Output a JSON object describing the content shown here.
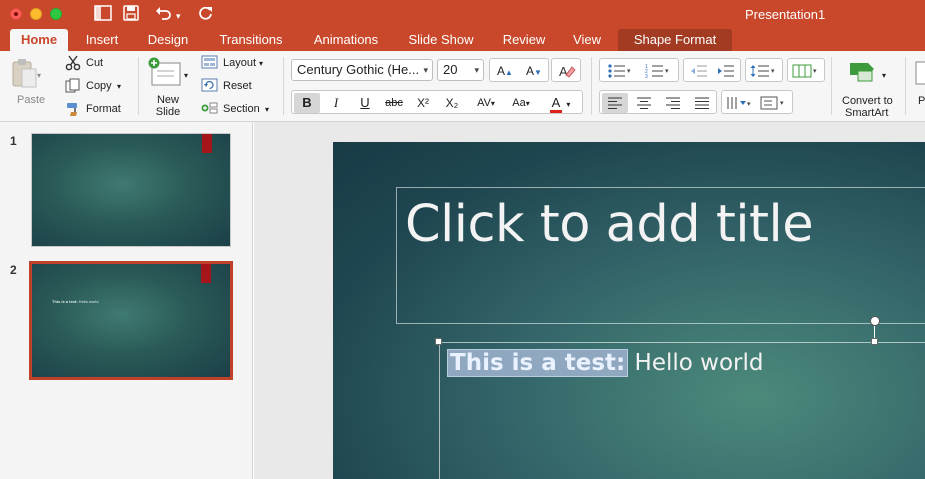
{
  "window": {
    "title": "Presentation1"
  },
  "colors": {
    "accent": "#c9482b",
    "slide_dark": "#1f4650",
    "slide_light": "#4c8a7b",
    "selection_border": "#c0412a"
  },
  "tabs": [
    {
      "label": "Home",
      "active": true
    },
    {
      "label": "Insert"
    },
    {
      "label": "Design"
    },
    {
      "label": "Transitions"
    },
    {
      "label": "Animations"
    },
    {
      "label": "Slide Show"
    },
    {
      "label": "Review"
    },
    {
      "label": "View"
    },
    {
      "label": "Shape Format",
      "contextual": true
    }
  ],
  "ribbon": {
    "paste": "Paste",
    "cut": "Cut",
    "copy": "Copy",
    "format": "Format",
    "new_slide_line1": "New",
    "new_slide_line2": "Slide",
    "layout": "Layout",
    "reset": "Reset",
    "section": "Section",
    "font_name": "Century Gothic (He...",
    "font_size": "20",
    "bold": "B",
    "italic": "I",
    "underline": "U",
    "strike": "abc",
    "superscript": "X²",
    "subscript": "X₂",
    "convert_line1": "Convert to",
    "convert_line2": "SmartArt",
    "cut_off_label": "P"
  },
  "slides": [
    {
      "number": "1",
      "text": ""
    },
    {
      "number": "2",
      "text_bold": "This is a test:",
      "text_rest": " Hello world",
      "selected": true
    }
  ],
  "current_slide": {
    "title_placeholder": "Click to add title",
    "body_selected": "This is a test:",
    "body_rest": "Hello world"
  }
}
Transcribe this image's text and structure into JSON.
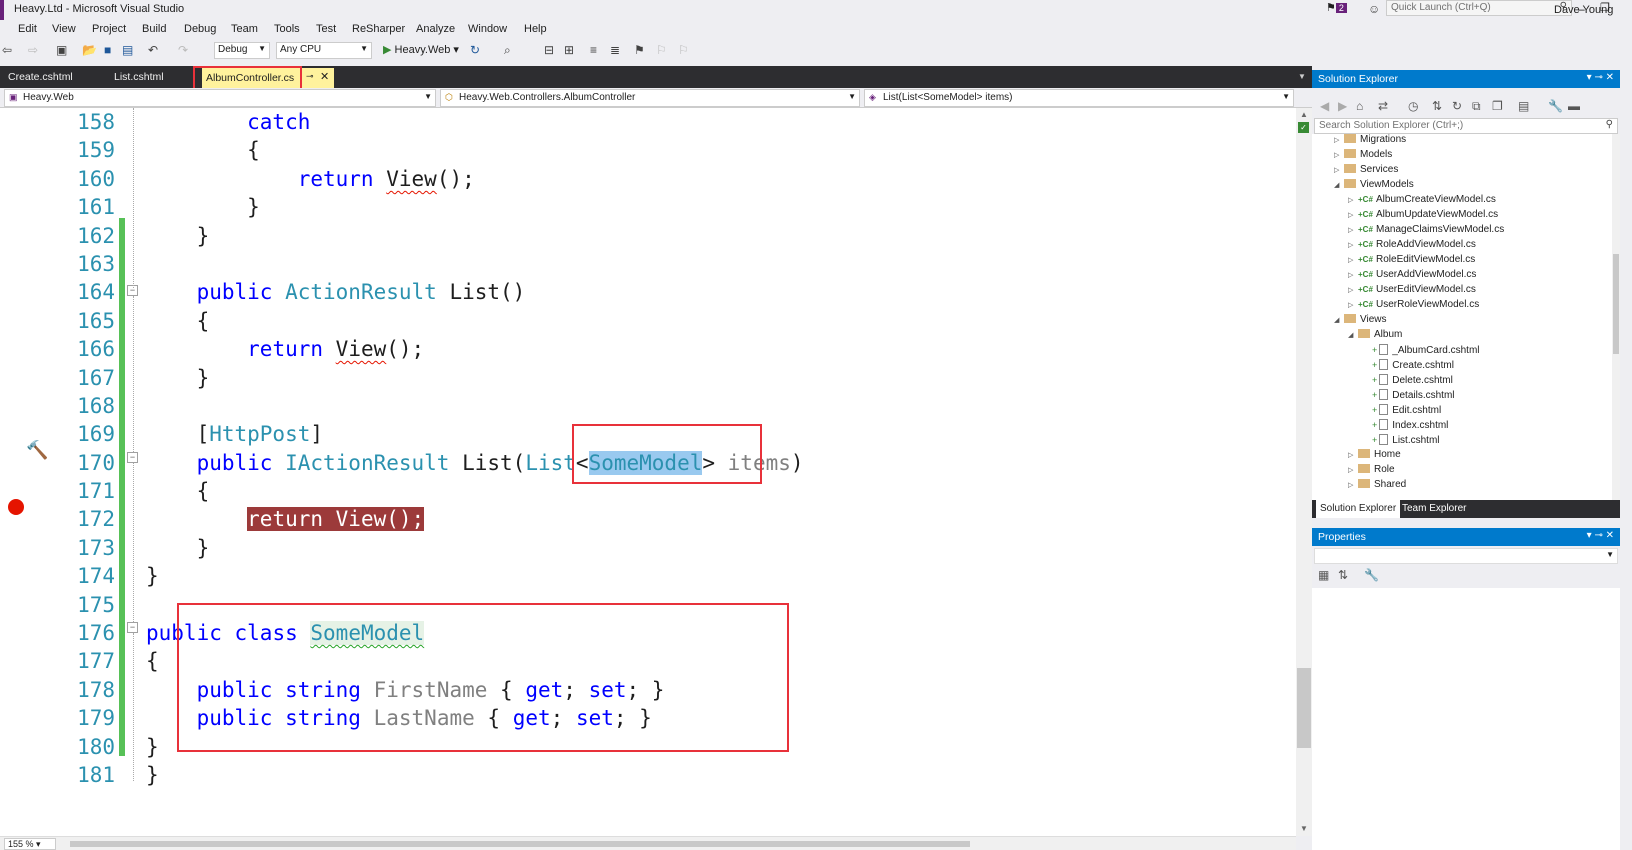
{
  "window": {
    "title": "Heavy.Ltd - Microsoft Visual Studio",
    "notifications_count": "2",
    "quick_launch_placeholder": "Quick Launch (Ctrl+Q)",
    "user": "Dave Young"
  },
  "menu": [
    "Edit",
    "View",
    "Project",
    "Build",
    "Debug",
    "Team",
    "Tools",
    "Test",
    "ReSharper",
    "Analyze",
    "Window",
    "Help"
  ],
  "toolbar": {
    "configuration": "Debug",
    "platform": "Any CPU",
    "start_label": "Heavy.Web"
  },
  "tabs": {
    "items": [
      "Create.cshtml",
      "List.cshtml"
    ],
    "active": "AlbumController.cs"
  },
  "navbar": {
    "project": "Heavy.Web",
    "type": "Heavy.Web.Controllers.AlbumController",
    "member": "List(List<SomeModel> items)"
  },
  "editor": {
    "zoom": "155 %",
    "lines": [
      {
        "n": "158",
        "segs": [
          {
            "t": "        catch",
            "c": "kw"
          }
        ]
      },
      {
        "n": "159",
        "segs": [
          {
            "t": "        {",
            "c": "plain"
          }
        ]
      },
      {
        "n": "160",
        "segs": [
          {
            "t": "            ",
            "c": "plain"
          },
          {
            "t": "return",
            "c": "kw"
          },
          {
            "t": " ",
            "c": "plain"
          },
          {
            "t": "View",
            "c": "plain sq-red"
          },
          {
            "t": "();",
            "c": "plain"
          }
        ]
      },
      {
        "n": "161",
        "segs": [
          {
            "t": "        }",
            "c": "plain"
          }
        ]
      },
      {
        "n": "162",
        "segs": [
          {
            "t": "    }",
            "c": "plain"
          }
        ]
      },
      {
        "n": "163",
        "segs": [
          {
            "t": "",
            "c": "plain"
          }
        ]
      },
      {
        "n": "164",
        "segs": [
          {
            "t": "    ",
            "c": "plain"
          },
          {
            "t": "public",
            "c": "kw"
          },
          {
            "t": " ",
            "c": "plain"
          },
          {
            "t": "ActionResult",
            "c": "ty"
          },
          {
            "t": " List()",
            "c": "plain"
          }
        ]
      },
      {
        "n": "165",
        "segs": [
          {
            "t": "    {",
            "c": "plain"
          }
        ]
      },
      {
        "n": "166",
        "segs": [
          {
            "t": "        ",
            "c": "plain"
          },
          {
            "t": "return",
            "c": "kw"
          },
          {
            "t": " ",
            "c": "plain"
          },
          {
            "t": "View",
            "c": "plain sq-red"
          },
          {
            "t": "();",
            "c": "plain"
          }
        ]
      },
      {
        "n": "167",
        "segs": [
          {
            "t": "    }",
            "c": "plain"
          }
        ]
      },
      {
        "n": "168",
        "segs": [
          {
            "t": "",
            "c": "plain"
          }
        ]
      },
      {
        "n": "169",
        "segs": [
          {
            "t": "    [",
            "c": "plain"
          },
          {
            "t": "HttpPost",
            "c": "attr"
          },
          {
            "t": "]",
            "c": "plain"
          }
        ]
      },
      {
        "n": "170",
        "segs": [
          {
            "t": "    ",
            "c": "plain"
          },
          {
            "t": "public",
            "c": "kw"
          },
          {
            "t": " ",
            "c": "plain"
          },
          {
            "t": "IActionResult",
            "c": "ty"
          },
          {
            "t": " List(",
            "c": "plain"
          },
          {
            "t": "List",
            "c": "ty"
          },
          {
            "t": "<",
            "c": "plain"
          },
          {
            "t": "SomeModel",
            "c": "ty sel"
          },
          {
            "t": "> ",
            "c": "plain"
          },
          {
            "t": "items",
            "c": "gray"
          },
          {
            "t": ")",
            "c": "plain"
          }
        ]
      },
      {
        "n": "171",
        "segs": [
          {
            "t": "    {",
            "c": "plain"
          }
        ]
      },
      {
        "n": "172",
        "segs": [
          {
            "t": "        ",
            "c": "plain"
          },
          {
            "t": "return View();",
            "c": "bp-line"
          }
        ]
      },
      {
        "n": "173",
        "segs": [
          {
            "t": "    }",
            "c": "plain"
          }
        ]
      },
      {
        "n": "174",
        "segs": [
          {
            "t": "}",
            "c": "plain"
          }
        ]
      },
      {
        "n": "175",
        "segs": [
          {
            "t": "",
            "c": "plain"
          }
        ]
      },
      {
        "n": "176",
        "segs": [
          {
            "t": "public",
            "c": "kw"
          },
          {
            "t": " ",
            "c": "plain"
          },
          {
            "t": "class",
            "c": "kw"
          },
          {
            "t": " ",
            "c": "plain"
          },
          {
            "t": "SomeModel",
            "c": "ty sq-green"
          }
        ]
      },
      {
        "n": "177",
        "segs": [
          {
            "t": "{",
            "c": "plain"
          }
        ]
      },
      {
        "n": "178",
        "segs": [
          {
            "t": "    ",
            "c": "plain"
          },
          {
            "t": "public",
            "c": "kw"
          },
          {
            "t": " ",
            "c": "plain"
          },
          {
            "t": "string",
            "c": "kw"
          },
          {
            "t": " ",
            "c": "plain"
          },
          {
            "t": "FirstName",
            "c": "gray"
          },
          {
            "t": " { ",
            "c": "plain"
          },
          {
            "t": "get",
            "c": "kw"
          },
          {
            "t": "; ",
            "c": "plain"
          },
          {
            "t": "set",
            "c": "kw"
          },
          {
            "t": "; }",
            "c": "plain"
          }
        ]
      },
      {
        "n": "179",
        "segs": [
          {
            "t": "    ",
            "c": "plain"
          },
          {
            "t": "public",
            "c": "kw"
          },
          {
            "t": " ",
            "c": "plain"
          },
          {
            "t": "string",
            "c": "kw"
          },
          {
            "t": " ",
            "c": "plain"
          },
          {
            "t": "LastName",
            "c": "gray"
          },
          {
            "t": " { ",
            "c": "plain"
          },
          {
            "t": "get",
            "c": "kw"
          },
          {
            "t": "; ",
            "c": "plain"
          },
          {
            "t": "set",
            "c": "kw"
          },
          {
            "t": "; }",
            "c": "plain"
          }
        ]
      },
      {
        "n": "180",
        "segs": [
          {
            "t": "}",
            "c": "plain"
          }
        ]
      },
      {
        "n": "181",
        "segs": [
          {
            "t": "}",
            "c": "plain"
          }
        ]
      }
    ]
  },
  "solution_explorer": {
    "title": "Solution Explorer",
    "search_placeholder": "Search Solution Explorer (Ctrl+;)",
    "items": [
      {
        "label": "Migrations",
        "kind": "folder",
        "depth": 1,
        "state": "collapsed"
      },
      {
        "label": "Models",
        "kind": "folder",
        "depth": 1,
        "state": "collapsed"
      },
      {
        "label": "Services",
        "kind": "folder",
        "depth": 1,
        "state": "collapsed"
      },
      {
        "label": "ViewModels",
        "kind": "folder",
        "depth": 1,
        "state": "expanded"
      },
      {
        "label": "AlbumCreateViewModel.cs",
        "kind": "cs",
        "depth": 2,
        "state": "collapsed"
      },
      {
        "label": "AlbumUpdateViewModel.cs",
        "kind": "cs",
        "depth": 2,
        "state": "collapsed"
      },
      {
        "label": "ManageClaimsViewModel.cs",
        "kind": "cs",
        "depth": 2,
        "state": "collapsed"
      },
      {
        "label": "RoleAddViewModel.cs",
        "kind": "cs",
        "depth": 2,
        "state": "collapsed"
      },
      {
        "label": "RoleEditViewModel.cs",
        "kind": "cs",
        "depth": 2,
        "state": "collapsed"
      },
      {
        "label": "UserAddViewModel.cs",
        "kind": "cs",
        "depth": 2,
        "state": "collapsed"
      },
      {
        "label": "UserEditViewModel.cs",
        "kind": "cs",
        "depth": 2,
        "state": "collapsed"
      },
      {
        "label": "UserRoleViewModel.cs",
        "kind": "cs",
        "depth": 2,
        "state": "collapsed"
      },
      {
        "label": "Views",
        "kind": "folder",
        "depth": 1,
        "state": "expanded"
      },
      {
        "label": "Album",
        "kind": "folder",
        "depth": 2,
        "state": "expanded"
      },
      {
        "label": "_AlbumCard.cshtml",
        "kind": "file",
        "depth": 3,
        "state": "none"
      },
      {
        "label": "Create.cshtml",
        "kind": "file",
        "depth": 3,
        "state": "none"
      },
      {
        "label": "Delete.cshtml",
        "kind": "file",
        "depth": 3,
        "state": "none"
      },
      {
        "label": "Details.cshtml",
        "kind": "file",
        "depth": 3,
        "state": "none"
      },
      {
        "label": "Edit.cshtml",
        "kind": "file",
        "depth": 3,
        "state": "none"
      },
      {
        "label": "Index.cshtml",
        "kind": "file",
        "depth": 3,
        "state": "none"
      },
      {
        "label": "List.cshtml",
        "kind": "file",
        "depth": 3,
        "state": "none"
      },
      {
        "label": "Home",
        "kind": "folder",
        "depth": 2,
        "state": "collapsed"
      },
      {
        "label": "Role",
        "kind": "folder",
        "depth": 2,
        "state": "collapsed"
      },
      {
        "label": "Shared",
        "kind": "folder",
        "depth": 2,
        "state": "collapsed"
      }
    ],
    "tabs": [
      "Solution Explorer",
      "Team Explorer"
    ]
  },
  "properties": {
    "title": "Properties"
  },
  "colors": {
    "accent": "#007acc",
    "highlight_box": "#e8313a",
    "breakpoint": "#e51400",
    "change_bar": "#57c157"
  }
}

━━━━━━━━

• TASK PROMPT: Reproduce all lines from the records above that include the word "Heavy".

• SOLUTION FOR THIS TASK:
    "title": "Heavy.Ltd - Microsoft Visual Studio",
    "start_label": "Heavy.Web"
    "project": "Heavy.Web",
    "type": "Heavy.Web.Controllers.AlbumController",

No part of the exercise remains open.